The season’s first big trade show, MANTS, is on the books and it was a good one. As usual.
Exhibiting at a successful show has its upside and its downside. The good: We saw lots of friends, wrote orders, strutted our new stuff, met potential customers and basked in a sunny glow of optimism. For most of us, nothing has gone seriously wrong yet. People are just getting going, or getting ready, and everybody’s full of the excited optimism that comes of new beginnings. Of course, things have gone wrong for some of us. A troubling bankruptcy here, a serious fire there—not that there are any pleasant bankruptcies or casual fires.
But I digress. Working a good show, even the bad news is a good problem to have: You can’t see most of it. You’re too busy in your own booth to weave through 11,000 attendees and visit more than a handful of the 1,000 or so other vendors spread over 7 acres. I didn’t even hit every aisle, but I got around as best I could.
Despite being one of America’s premier shows, MANTS is no IPM Essen, the German juggernaut. But that’s an unfair comparison: There is only one world’s largest hort show. What debuted there three years ago is emerging here now, right on schedule.

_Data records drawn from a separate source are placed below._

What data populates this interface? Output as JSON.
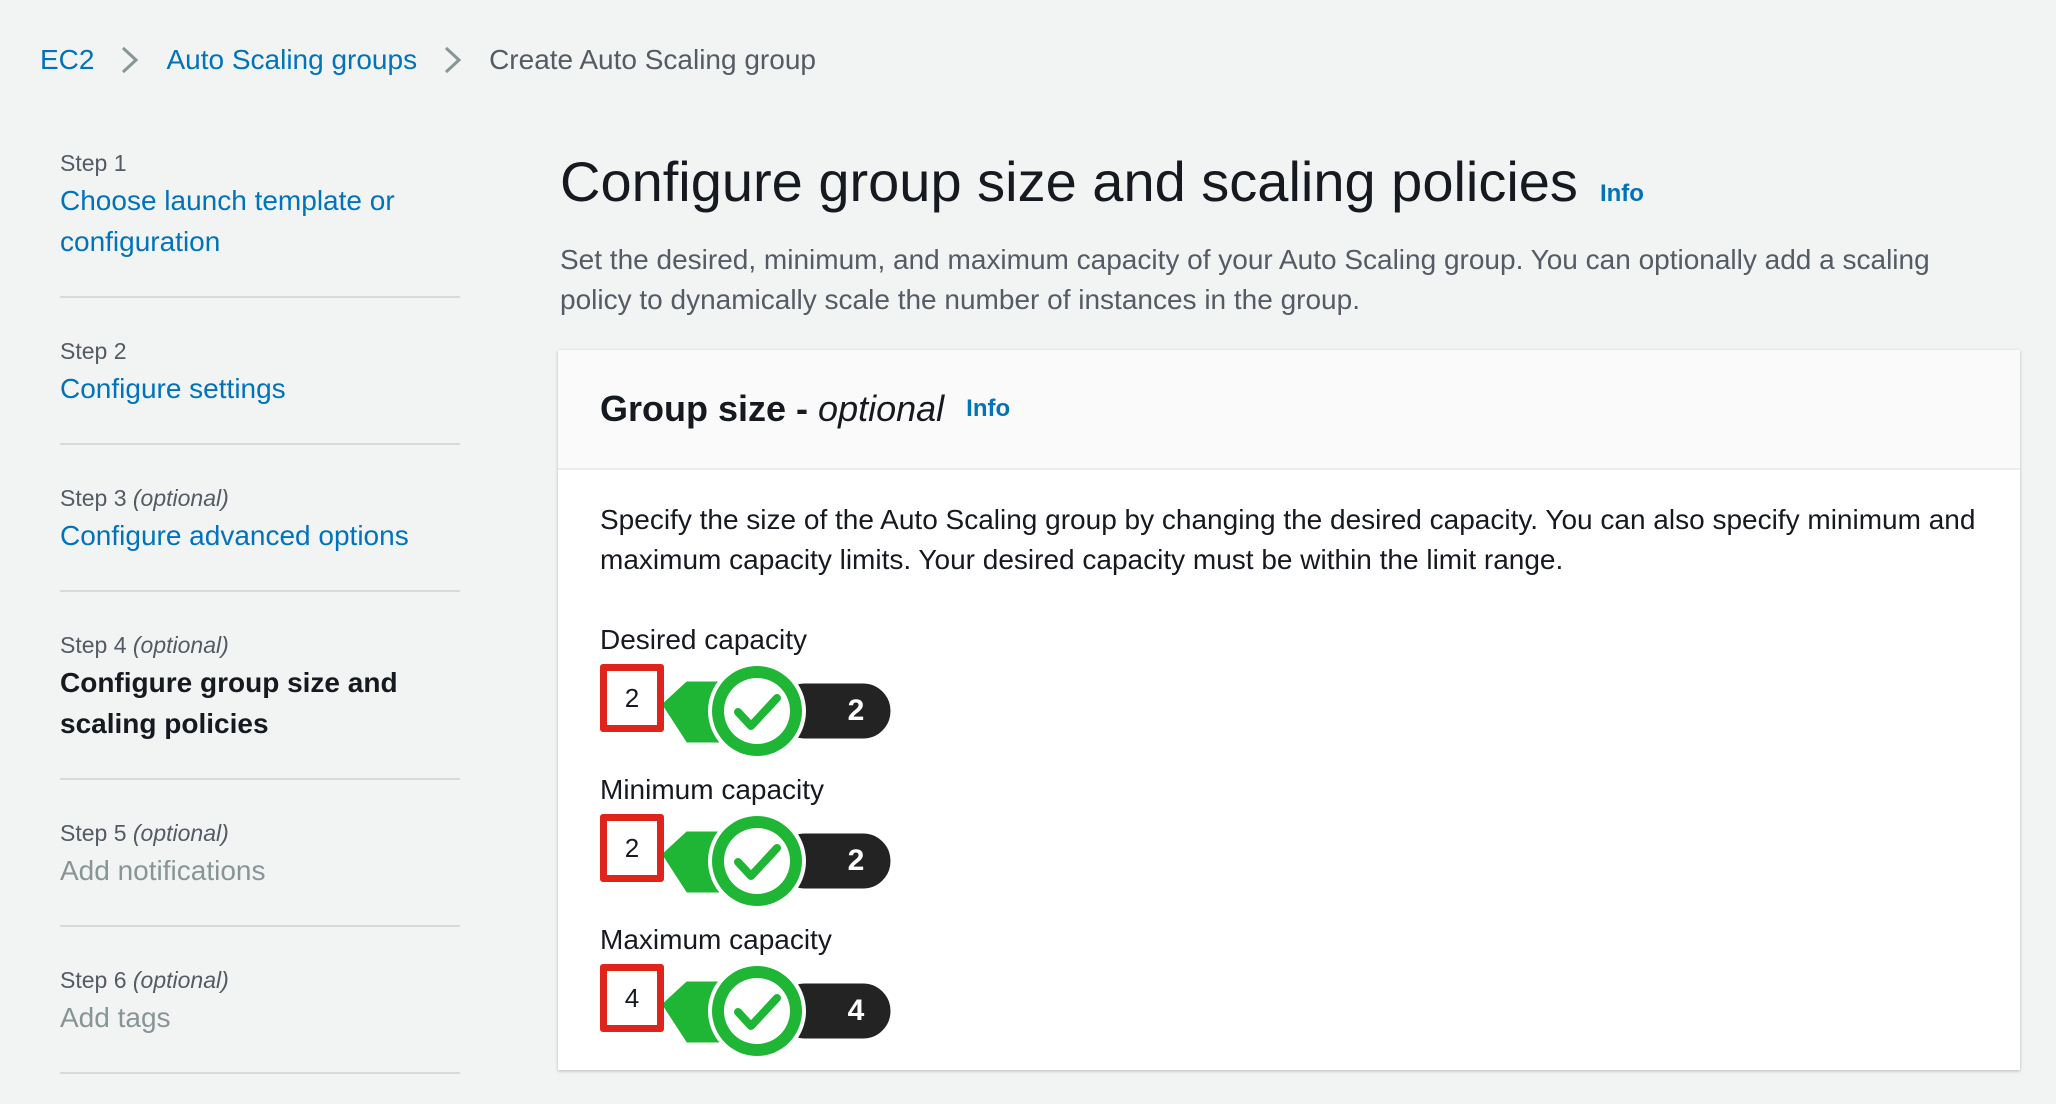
{
  "breadcrumb": {
    "items": [
      {
        "label": "EC2"
      },
      {
        "label": "Auto Scaling groups"
      },
      {
        "label": "Create Auto Scaling group"
      }
    ]
  },
  "steps": [
    {
      "step": "Step 1",
      "optional": "",
      "title": "Choose launch template or configuration",
      "state": "link"
    },
    {
      "step": "Step 2",
      "optional": "",
      "title": "Configure settings",
      "state": "link"
    },
    {
      "step": "Step 3",
      "optional": "(optional)",
      "title": "Configure advanced options",
      "state": "link"
    },
    {
      "step": "Step 4",
      "optional": "(optional)",
      "title": "Configure group size and scaling policies",
      "state": "current"
    },
    {
      "step": "Step 5",
      "optional": "(optional)",
      "title": "Add notifications",
      "state": "disabled"
    },
    {
      "step": "Step 6",
      "optional": "(optional)",
      "title": "Add tags",
      "state": "disabled"
    }
  ],
  "page": {
    "title": "Configure group size and scaling policies",
    "info": "Info",
    "description": "Set the desired, minimum, and maximum capacity of your Auto Scaling group. You can optionally add a scaling policy to dynamically scale the number of instances in the group."
  },
  "group_size": {
    "title": "Group size -",
    "title_suffix": "optional",
    "info": "Info",
    "description": "Specify the size of the Auto Scaling group by changing the desired capacity. You can also specify minimum and maximum capacity limits. Your desired capacity must be within the limit range.",
    "fields": [
      {
        "label": "Desired capacity",
        "value": "2",
        "count": "2"
      },
      {
        "label": "Minimum capacity",
        "value": "2",
        "count": "2"
      },
      {
        "label": "Maximum capacity",
        "value": "4",
        "count": "4"
      }
    ]
  },
  "colors": {
    "link": "#0073bb",
    "highlight_red": "#e0241b",
    "check_green": "#1fb535",
    "count_badge": "#232323"
  },
  "icons": [
    "chevron-right-icon",
    "checkmark-icon"
  ]
}
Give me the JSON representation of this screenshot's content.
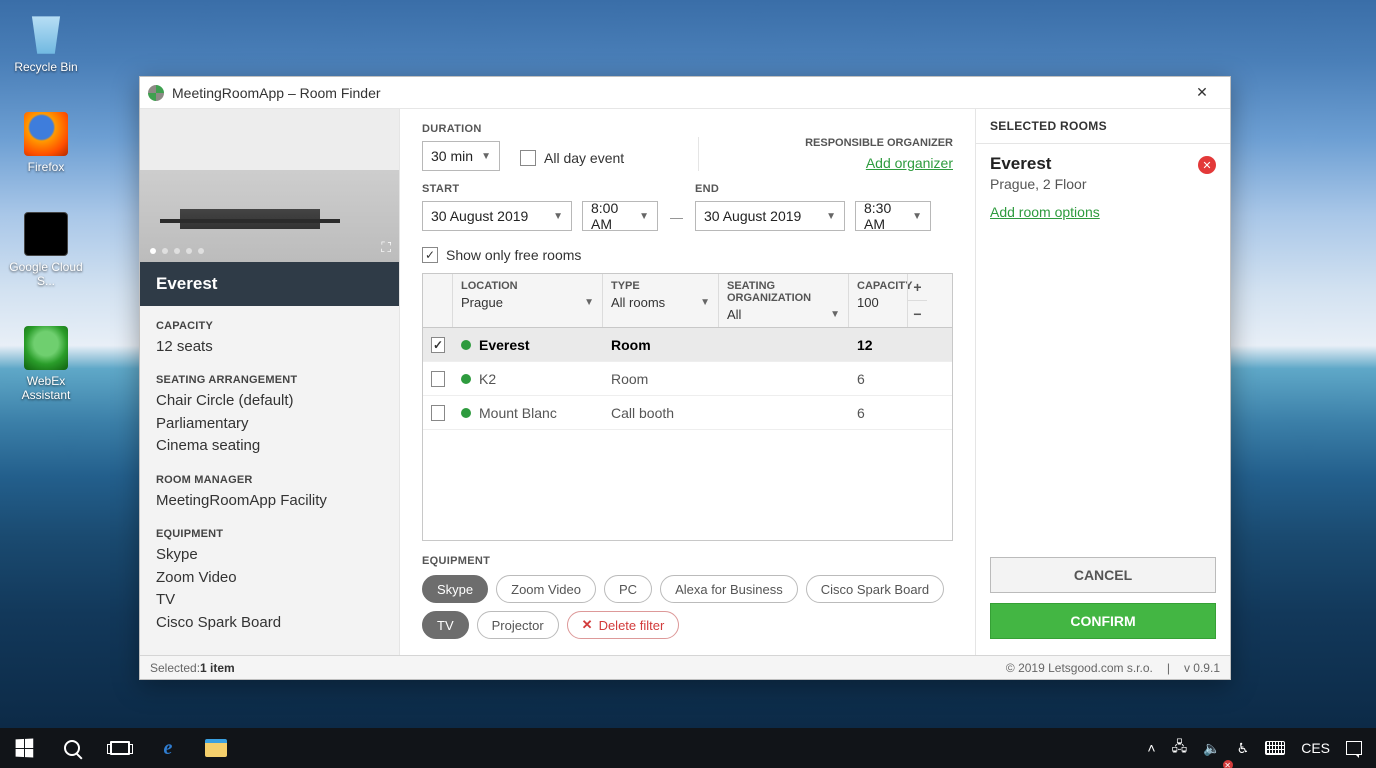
{
  "window": {
    "title": "MeetingRoomApp – Room Finder"
  },
  "desktop": {
    "recycle": "Recycle Bin",
    "firefox": "Firefox",
    "gcloud": "Google Cloud S...",
    "webex": "WebEx Assistant"
  },
  "form": {
    "duration_label": "DURATION",
    "duration_value": "30 min",
    "all_day_label": "All day event",
    "start_label": "START",
    "start_date": "30 August 2019",
    "start_time": "8:00 AM",
    "end_label": "END",
    "end_date": "30 August 2019",
    "end_time": "8:30 AM",
    "responsible_label": "RESPONSIBLE ORGANIZER",
    "add_organizer": "Add organizer",
    "show_free_label": "Show only free rooms"
  },
  "grid_headers": {
    "location": "LOCATION",
    "location_value": "Prague",
    "type": "TYPE",
    "type_value": "All rooms",
    "seating": "SEATING ORGANIZATION",
    "seating_value": "All",
    "capacity": "CAPACITY",
    "capacity_value": "100"
  },
  "rooms": [
    {
      "name": "Everest",
      "type": "Room",
      "capacity": "12",
      "selected": true
    },
    {
      "name": "K2",
      "type": "Room",
      "capacity": "6",
      "selected": false
    },
    {
      "name": "Mount Blanc",
      "type": "Call booth",
      "capacity": "6",
      "selected": false
    }
  ],
  "equipment_label": "EQUIPMENT",
  "chips": {
    "skype": "Skype",
    "zoom": "Zoom Video",
    "pc": "PC",
    "alexa": "Alexa for Business",
    "cisco": "Cisco Spark Board",
    "tv": "TV",
    "projector": "Projector",
    "delete": "Delete filter"
  },
  "selected_panel": {
    "header": "SELECTED ROOMS",
    "room_name": "Everest",
    "room_loc": "Prague, 2 Floor",
    "add_opts": "Add room options",
    "cancel": "CANCEL",
    "confirm": "CONFIRM"
  },
  "details": {
    "room_title": "Everest",
    "capacity_label": "CAPACITY",
    "capacity": "12 seats",
    "seating_label": "SEATING ARRANGEMENT",
    "seating1": "Chair Circle (default)",
    "seating2": "Parliamentary",
    "seating3": "Cinema seating",
    "manager_label": "ROOM MANAGER",
    "manager": "MeetingRoomApp Facility",
    "equip_label": "EQUIPMENT",
    "equip1": "Skype",
    "equip2": "Zoom Video",
    "equip3": "TV",
    "equip4": "Cisco Spark Board"
  },
  "status": {
    "selected_label": "Selected: ",
    "selected_count": "1 item",
    "copyright": "© 2019 Letsgood.com s.r.o.",
    "version": "v 0.9.1"
  },
  "taskbar": {
    "lang": "CES"
  }
}
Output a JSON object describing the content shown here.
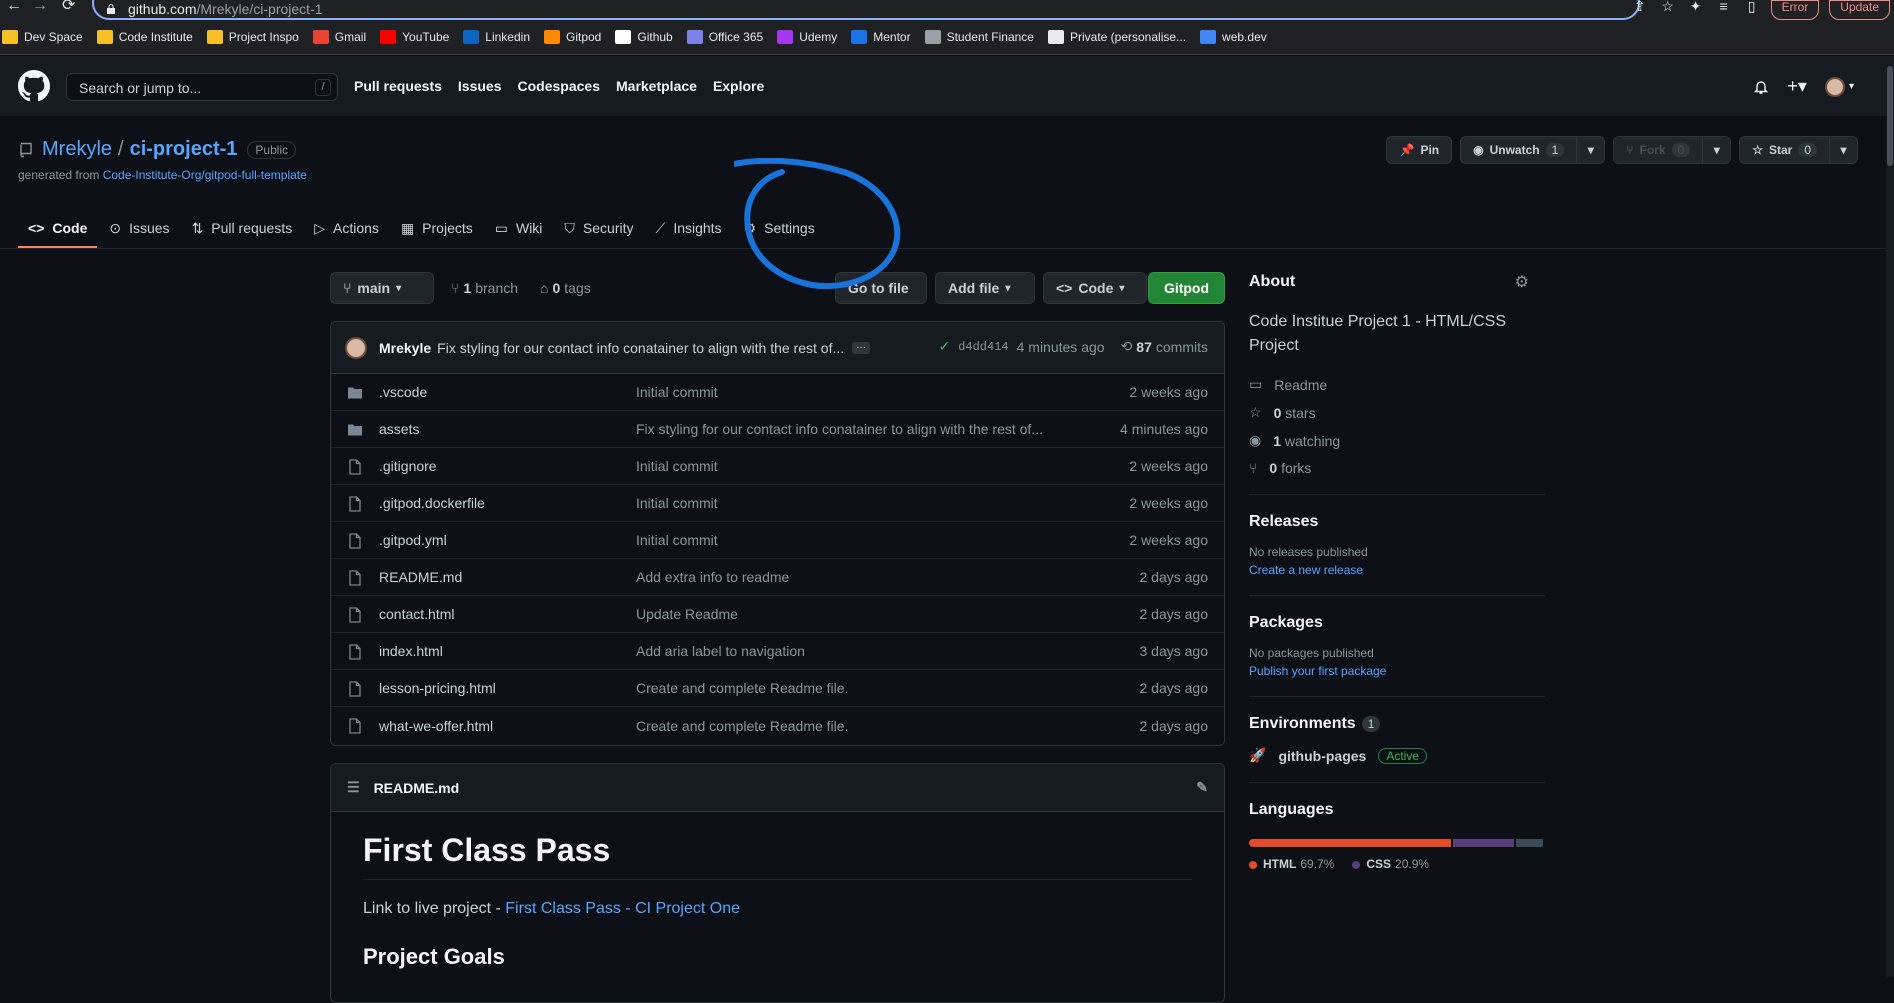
{
  "browser": {
    "url_host": "github.com",
    "url_path": "/Mrekyle/ci-project-1",
    "error_label": "Error",
    "update_label": "Update"
  },
  "bookmarks": [
    {
      "label": "Dev Space",
      "color": "#f6c026"
    },
    {
      "label": "Code Institute",
      "color": "#f6c026"
    },
    {
      "label": "Project Inspo",
      "color": "#f6c026"
    },
    {
      "label": "Gmail",
      "color": "#ea4335"
    },
    {
      "label": "YouTube",
      "color": "#ff0000"
    },
    {
      "label": "Linkedin",
      "color": "#0a66c2"
    },
    {
      "label": "Gitpod",
      "color": "#ff8a00"
    },
    {
      "label": "Github",
      "color": "#ffffff"
    },
    {
      "label": "Office 365",
      "color": "#7b83eb"
    },
    {
      "label": "Udemy",
      "color": "#a435f0"
    },
    {
      "label": "Mentor",
      "color": "#1a73e8"
    },
    {
      "label": "Student Finance",
      "color": "#9aa0a6"
    },
    {
      "label": "Private (personalise...",
      "color": "#e8eaed"
    },
    {
      "label": "web.dev",
      "color": "#4285f4"
    }
  ],
  "header": {
    "search_placeholder": "Search or jump to...",
    "search_shortcut": "/",
    "nav": [
      "Pull requests",
      "Issues",
      "Codespaces",
      "Marketplace",
      "Explore"
    ]
  },
  "repo": {
    "owner": "Mrekyle",
    "sep": "/",
    "name": "ci-project-1",
    "visibility": "Public",
    "generated_prefix": "generated from ",
    "generated_link": "Code-Institute-Org/gitpod-full-template",
    "actions": {
      "pin": "Pin",
      "unwatch": "Unwatch",
      "watch_count": "1",
      "fork": "Fork",
      "fork_count": "0",
      "star": "Star",
      "star_count": "0"
    },
    "tabs": [
      "Code",
      "Issues",
      "Pull requests",
      "Actions",
      "Projects",
      "Wiki",
      "Security",
      "Insights",
      "Settings"
    ]
  },
  "toolbar": {
    "branch": "main",
    "branch_count": "1",
    "branch_label": "branch",
    "tag_count": "0",
    "tag_label": "tags",
    "goto_file": "Go to file",
    "add_file": "Add file",
    "code": "Code",
    "gitpod": "Gitpod"
  },
  "commit": {
    "author": "Mrekyle",
    "message": "Fix styling for our contact info conatainer to align with the rest of...",
    "ellipsis": "…",
    "sha": "d4dd414",
    "time": "4 minutes ago",
    "count": "87",
    "count_label": "commits"
  },
  "files": [
    {
      "type": "dir",
      "name": ".vscode",
      "message": "Initial commit",
      "age": "2 weeks ago"
    },
    {
      "type": "dir",
      "name": "assets",
      "message": "Fix styling for our contact info conatainer to align with the rest of...",
      "age": "4 minutes ago"
    },
    {
      "type": "file",
      "name": ".gitignore",
      "message": "Initial commit",
      "age": "2 weeks ago"
    },
    {
      "type": "file",
      "name": ".gitpod.dockerfile",
      "message": "Initial commit",
      "age": "2 weeks ago"
    },
    {
      "type": "file",
      "name": ".gitpod.yml",
      "message": "Initial commit",
      "age": "2 weeks ago"
    },
    {
      "type": "file",
      "name": "README.md",
      "message": "Add extra info to readme",
      "age": "2 days ago"
    },
    {
      "type": "file",
      "name": "contact.html",
      "message": "Update Readme",
      "age": "2 days ago"
    },
    {
      "type": "file",
      "name": "index.html",
      "message": "Add aria label to navigation",
      "age": "3 days ago"
    },
    {
      "type": "file",
      "name": "lesson-pricing.html",
      "message": "Create and complete Readme file.",
      "age": "2 days ago"
    },
    {
      "type": "file",
      "name": "what-we-offer.html",
      "message": "Create and complete Readme file.",
      "age": "2 days ago"
    }
  ],
  "readme": {
    "filename": "README.md",
    "h1": "First Class Pass",
    "live_prefix": "Link to live project - ",
    "live_link": "First Class Pass - CI Project One",
    "h2": "Project Goals"
  },
  "sidebar": {
    "about_title": "About",
    "about_desc": "Code Institue Project 1 - HTML/CSS Project",
    "readme": "Readme",
    "stars_count": "0",
    "stars_label": "stars",
    "watching_count": "1",
    "watching_label": "watching",
    "forks_count": "0",
    "forks_label": "forks",
    "releases_title": "Releases",
    "releases_none": "No releases published",
    "releases_link": "Create a new release",
    "packages_title": "Packages",
    "packages_none": "No packages published",
    "packages_link": "Publish your first package",
    "environments_title": "Environments",
    "environments_count": "1",
    "env_name": "github-pages",
    "env_status": "Active",
    "languages_title": "Languages",
    "languages": [
      {
        "name": "HTML",
        "percent": "69.7%",
        "value": 69.7,
        "color": "#e34c26"
      },
      {
        "name": "CSS",
        "percent": "20.9%",
        "value": 20.9,
        "color": "#563d7c"
      },
      {
        "name": "",
        "percent": "",
        "value": 9.4,
        "color": "#384d54"
      }
    ]
  },
  "colors": {
    "accent": "#58a6ff",
    "tab_underline": "#f78166",
    "annotation": "#1a73d9"
  }
}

Here, the trends of trade shows past still stand out: Succulents, natives, ornamental grasses, pollinator-friendly plants. Even bromeliads, retro “air plants” of ’70s and ’80s fame, were well-represented. None of the categories above is new. But there’s plenty new within them and a new awareness of their virtues: the key environmental roles of pollinators, the rugged beauty of our indigenous flora, the self-sufficiency of succulents, the myriad uses, forms and sizes of grasses. I work for a grass propagator, so it was great to see increasing interest in that market. Natives and infertile miscanthus were both high on our “Do You Have?” meter.
An irksome trend in evidence, at MANTS and everywhere else, is plant downsizing. For years I’ve grumbled about our obsession with “flowering meatballs,” cute little roundy-moundy things, to no avail. But at a recent conference, rising industry star Jared Barnes bestowed his trademark enthusiasm on “big-a** plants!” And at dinner one evening during MANTS, Angela Treadwell-Palmer of Plants Nouveau bemoaned breeders’ tendency to give us more and more “gumdrops.” It’s nice to have some company.
If we stay on this track, consumers will eventually believe that our products are fit only for containers or for “gardens” consisting of colorful diminutive domes arranged like hors d’oeuvres on a blanket of mulch. Please, give us more trailers, climbers—yes, even sprawlers! A steady diet of meatballs and gumdrops doesn’t build strong bones, teeth or gardens. But each year as I revise our perennial catalog, I have to find positive ways to say that this new plant is like that older one, only less.
Five years ago, Allan Armitage predicted that the garden of the future is a pot on the patio. He was more accurate than I’d wanted to believe. Must we make it a self-fulfilling prophecy? I digress again. Sorry.
It would be hard to overstate how important MANTS has become. Jacques Ferrare of Star Roses & Plants (now part of Ball Horticultural Company) said, “This is no longer a regional show.” He’s right. With visitors and/or exhibitors from 45 States and 15 countries, it’s national, even borderline international, in scope. It’s one of only two U.S. hort shows I know of with a waiting list for booth space. Can you name the other? Of course you can. GP
John Friel is marketing manager for Emerald Coast Growers and a freelance writer.